**Exercise requirements**: For each line of the data that includes the word "help", copy the line.

---- Material shown

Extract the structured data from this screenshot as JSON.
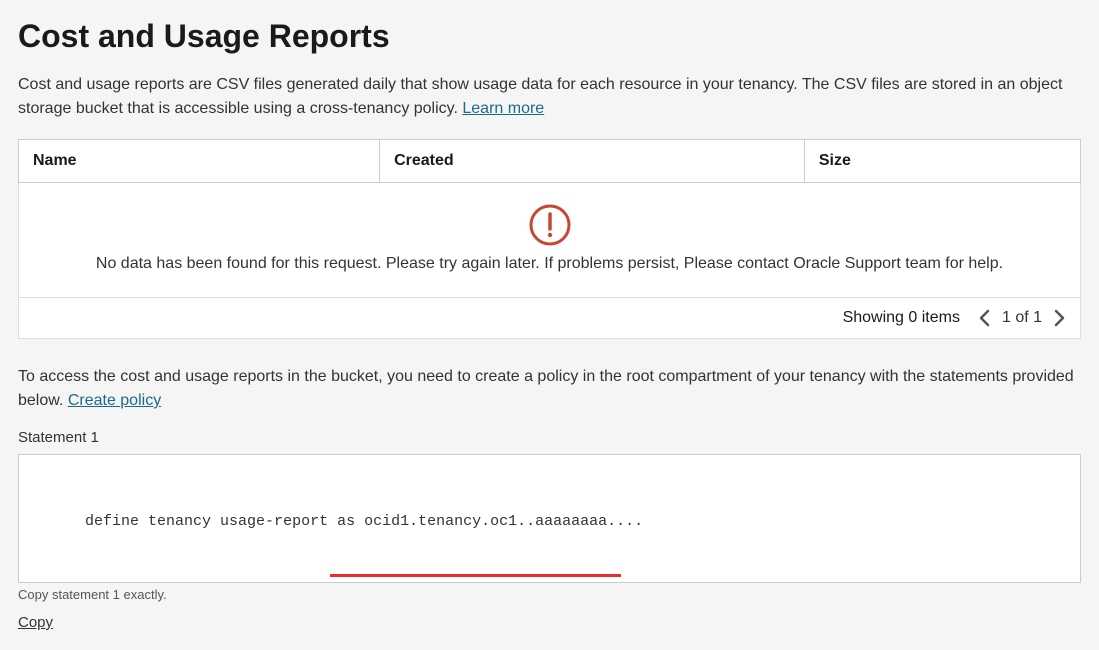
{
  "page": {
    "title": "Cost and Usage Reports",
    "intro": "Cost and usage reports are CSV files generated daily that show usage data for each resource in your tenancy. The CSV files are stored in an object storage bucket that is accessible using a cross-tenancy policy. ",
    "learn_more": "Learn more"
  },
  "table": {
    "headers": {
      "name": "Name",
      "created": "Created",
      "size": "Size"
    },
    "empty_message": "No data has been found for this request. Please try again later. If problems persist, Please contact Oracle Support team for help.",
    "pagination": {
      "showing": "Showing 0 items",
      "page": "1 of 1"
    }
  },
  "policy": {
    "intro": "To access the cost and usage reports in the bucket, you need to create a policy in the root compartment of your tenancy with the statements provided below. ",
    "create_link": "Create policy",
    "statement_label": "Statement 1",
    "statement_text": "define tenancy usage-report as ocid1.tenancy.oc1..aaaaaaaa....",
    "copy_hint": "Copy statement 1 exactly.",
    "copy_button": "Copy"
  }
}
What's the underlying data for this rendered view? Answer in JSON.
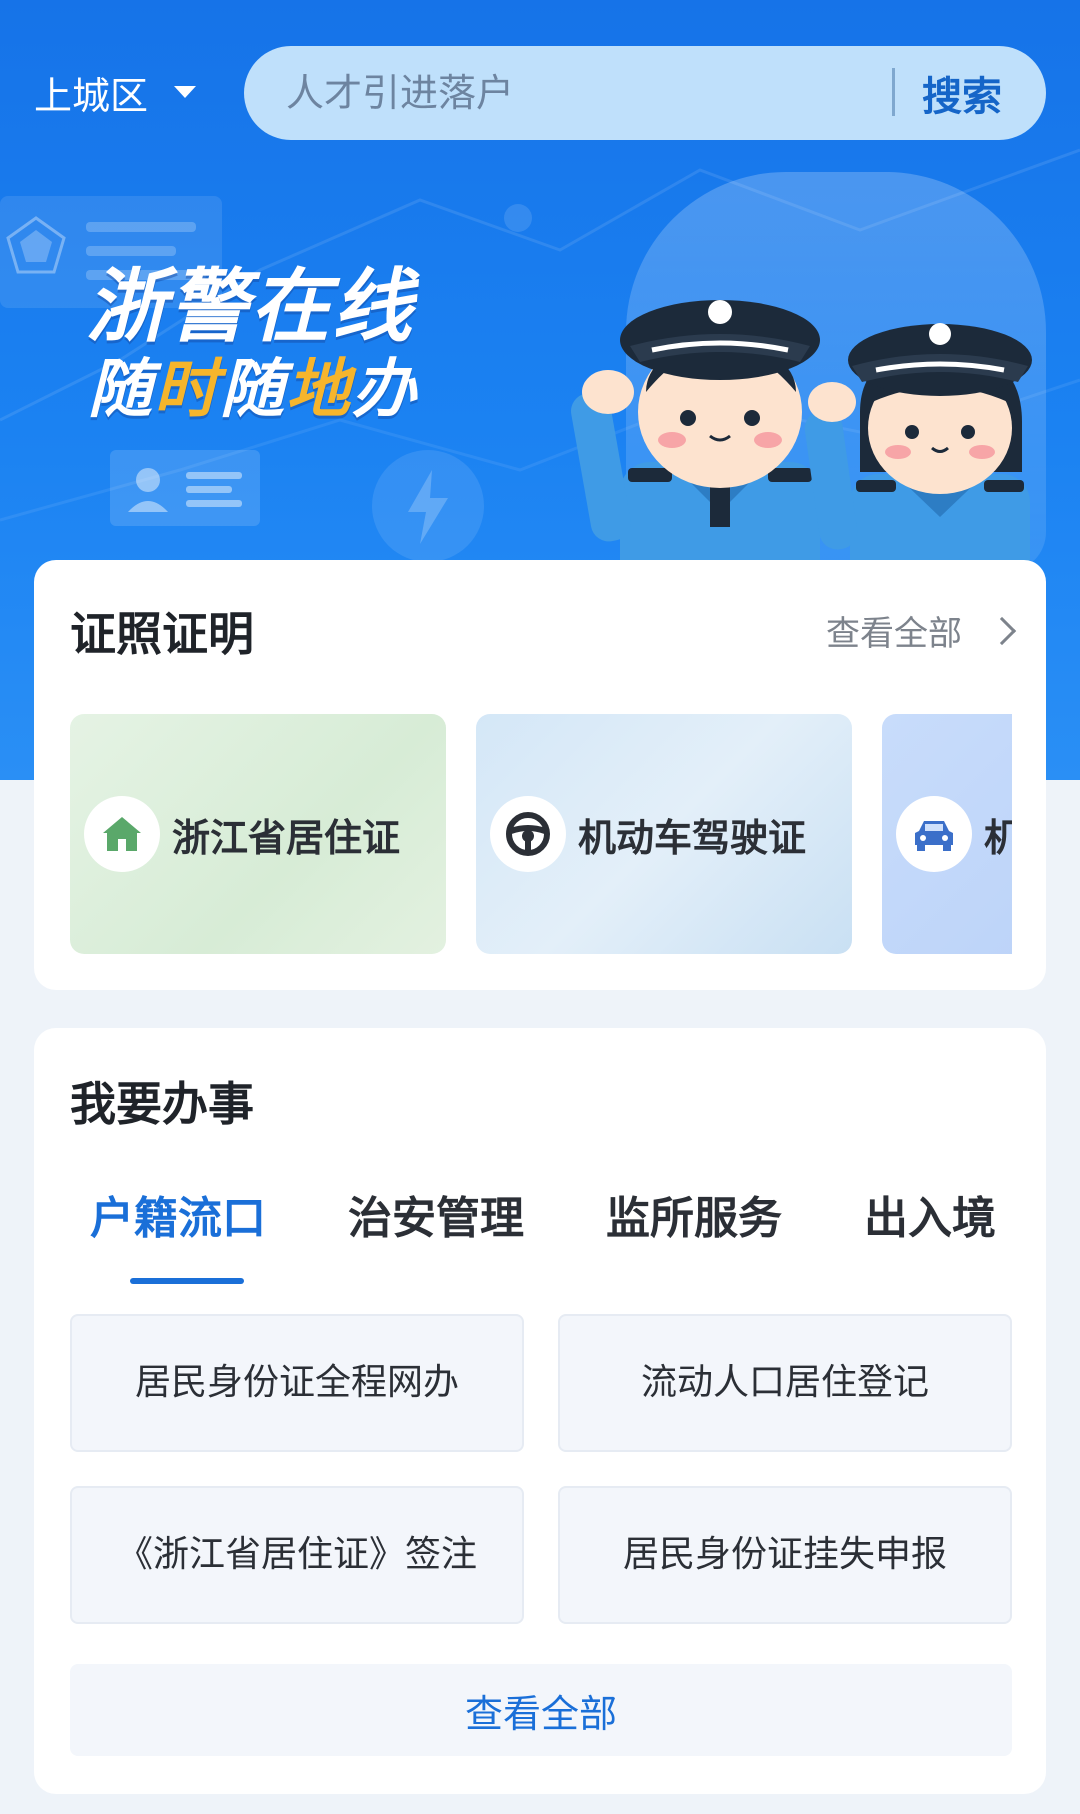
{
  "header": {
    "district": "上城区",
    "search_placeholder": "人才引进落户",
    "search_label": "搜索"
  },
  "banner": {
    "line1": "浙警在线",
    "line2_parts": [
      "随",
      "时",
      "随",
      "地",
      "办"
    ]
  },
  "certificates": {
    "title": "证照证明",
    "view_all": "查看全部",
    "items": [
      {
        "label": "浙江省居住证",
        "icon": "home-icon"
      },
      {
        "label": "机动车驾驶证",
        "icon": "steering-wheel-icon"
      },
      {
        "label": "机",
        "icon": "car-icon"
      }
    ]
  },
  "affairs": {
    "title": "我要办事",
    "tabs": [
      "户籍流口",
      "治安管理",
      "监所服务",
      "出入境"
    ],
    "active_tab": "户籍流口",
    "services": [
      "居民身份证全程网办",
      "流动人口居住登记",
      "《浙江省居住证》签注",
      "居民身份证挂失申报"
    ],
    "view_all": "查看全部"
  },
  "colors": {
    "brand_blue": "#1a6fd8",
    "hero_blue": "#1673e8",
    "accent_orange": "#f6b52c"
  }
}
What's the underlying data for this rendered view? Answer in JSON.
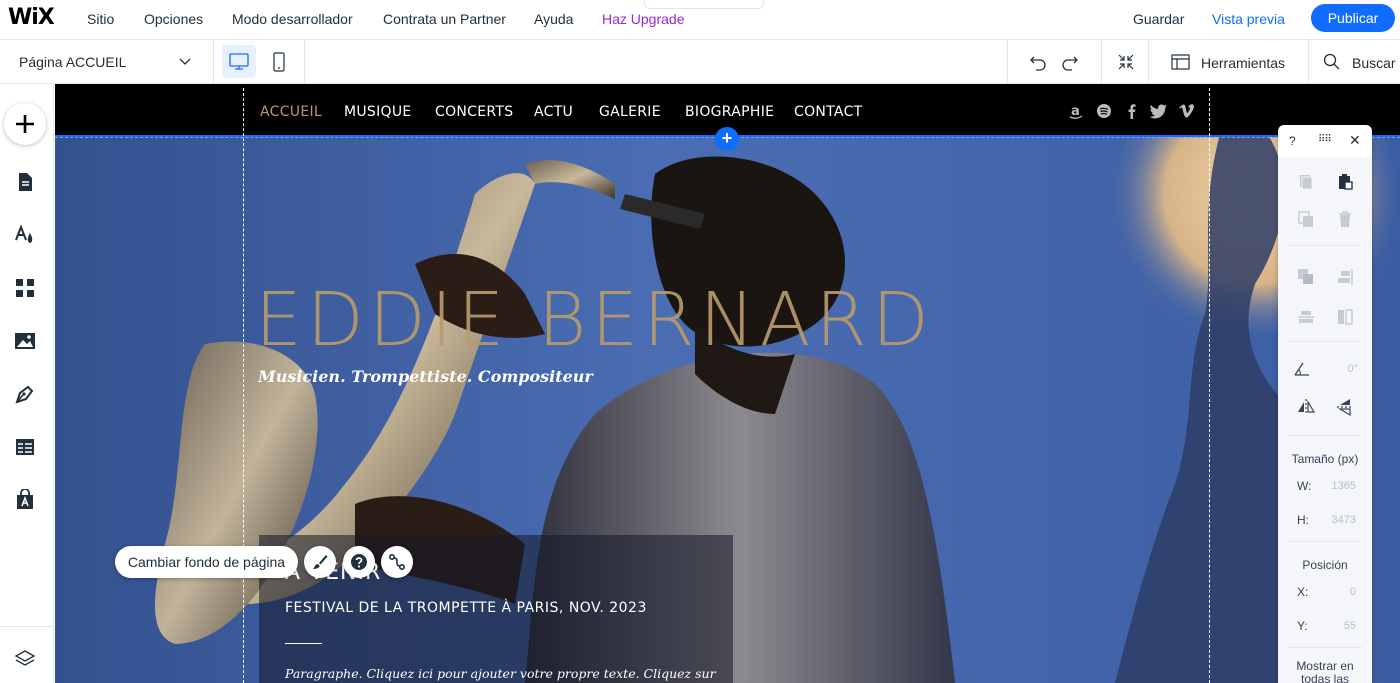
{
  "topbar": {
    "logo": "WiX",
    "menu": [
      "Sitio",
      "Opciones",
      "Modo desarrollador",
      "Contrata un Partner",
      "Ayuda"
    ],
    "upgrade": "Haz Upgrade",
    "handle": "⌃",
    "save": "Guardar",
    "preview": "Vista previa",
    "publish": "Publicar"
  },
  "subbar": {
    "page_label": "Página ACCUEIL",
    "tools_label": "Herramientas",
    "search_label": "Buscar"
  },
  "site": {
    "nav": [
      "ACCUEIL",
      "MUSIQUE",
      "CONCERTS",
      "ACTU",
      "GALERIE",
      "BIOGRAPHIE",
      "CONTACT"
    ],
    "social_icons": [
      "amazon-icon",
      "spotify-icon",
      "facebook-icon",
      "twitter-icon",
      "vimeo-icon"
    ],
    "title": "EDDIE BERNARD",
    "subtitle": "Musicien. Trompettiste. Compositeur",
    "upcoming_title": "À VENIR",
    "upcoming_event": "FESTIVAL DE LA TROMPETTE À PARIS, NOV. 2023",
    "upcoming_paragraph": "Paragraphe. Cliquez ici pour ajouter votre propre texte. Cliquez sur"
  },
  "canvas_actions": {
    "change_bg": "Cambiar fondo de página"
  },
  "tool_panel": {
    "help": "?",
    "drag": "⠿⠿",
    "close": "✕",
    "rotation": "0°",
    "size_title": "Tamaño (px)",
    "w_key": "W:",
    "w_val": "1365",
    "h_key": "H:",
    "h_val": "3473",
    "pos_title": "Posición",
    "x_key": "X:",
    "x_val": "0",
    "y_key": "Y:",
    "y_val": "55",
    "show_all": "Mostrar en todas las"
  },
  "colors": {
    "accent": "#116dff",
    "upgrade": "#9a27d5",
    "gold": "#b89a6c"
  }
}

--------

**Response**:
    "empty_message": "No data has been found for this request. Please try again later. If problems persist, Please contact Oracle Support team for help.",
    "help": "?",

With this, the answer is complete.